-- DATA RECORDS follows --
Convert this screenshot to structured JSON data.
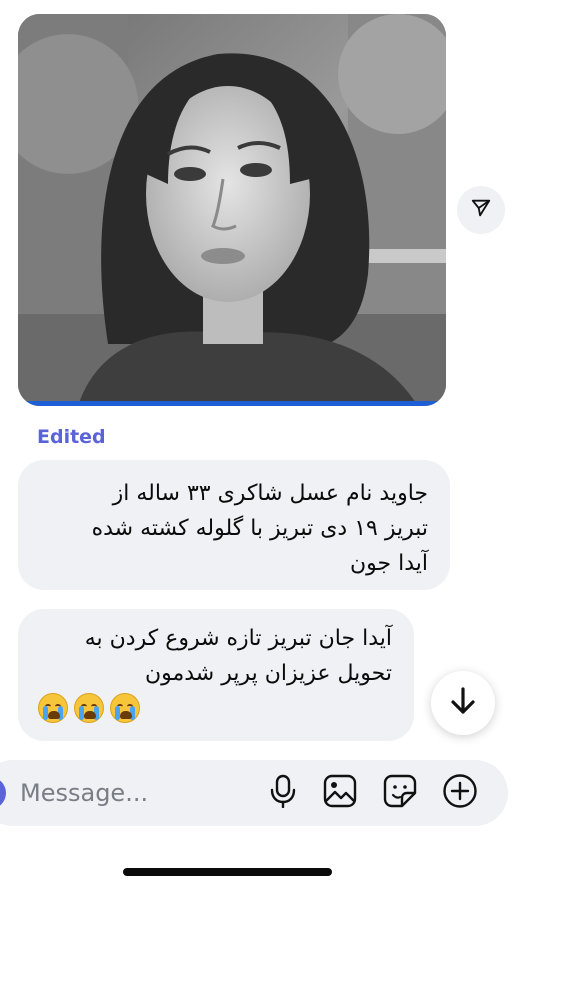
{
  "message_photo": {
    "alt": "black and white portrait photo"
  },
  "edited_label": "Edited",
  "messages": [
    {
      "text": "جاوید نام عسل شاکری ۳۳ ساله از\nتبریز ۱۹ دی تبریز با گلوله کشته شده\nآیدا جون"
    },
    {
      "text": "آیدا جان تبریز تازه شروع کردن به\nتحویل عزیزان پرپر شدمون",
      "emojis": [
        "😭",
        "😭",
        "😭"
      ]
    }
  ],
  "composer": {
    "placeholder": "Message..."
  },
  "colors": {
    "bubble": "#eff1f4",
    "edited": "#5a63d8",
    "photo_bar": "#1f5fd6"
  },
  "icons": [
    "share-icon",
    "arrow-down-icon",
    "microphone-icon",
    "image-icon",
    "sticker-icon",
    "plus-circle-icon"
  ]
}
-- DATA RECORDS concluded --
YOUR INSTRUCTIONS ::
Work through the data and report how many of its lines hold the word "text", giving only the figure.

ANSWER AREA ::
2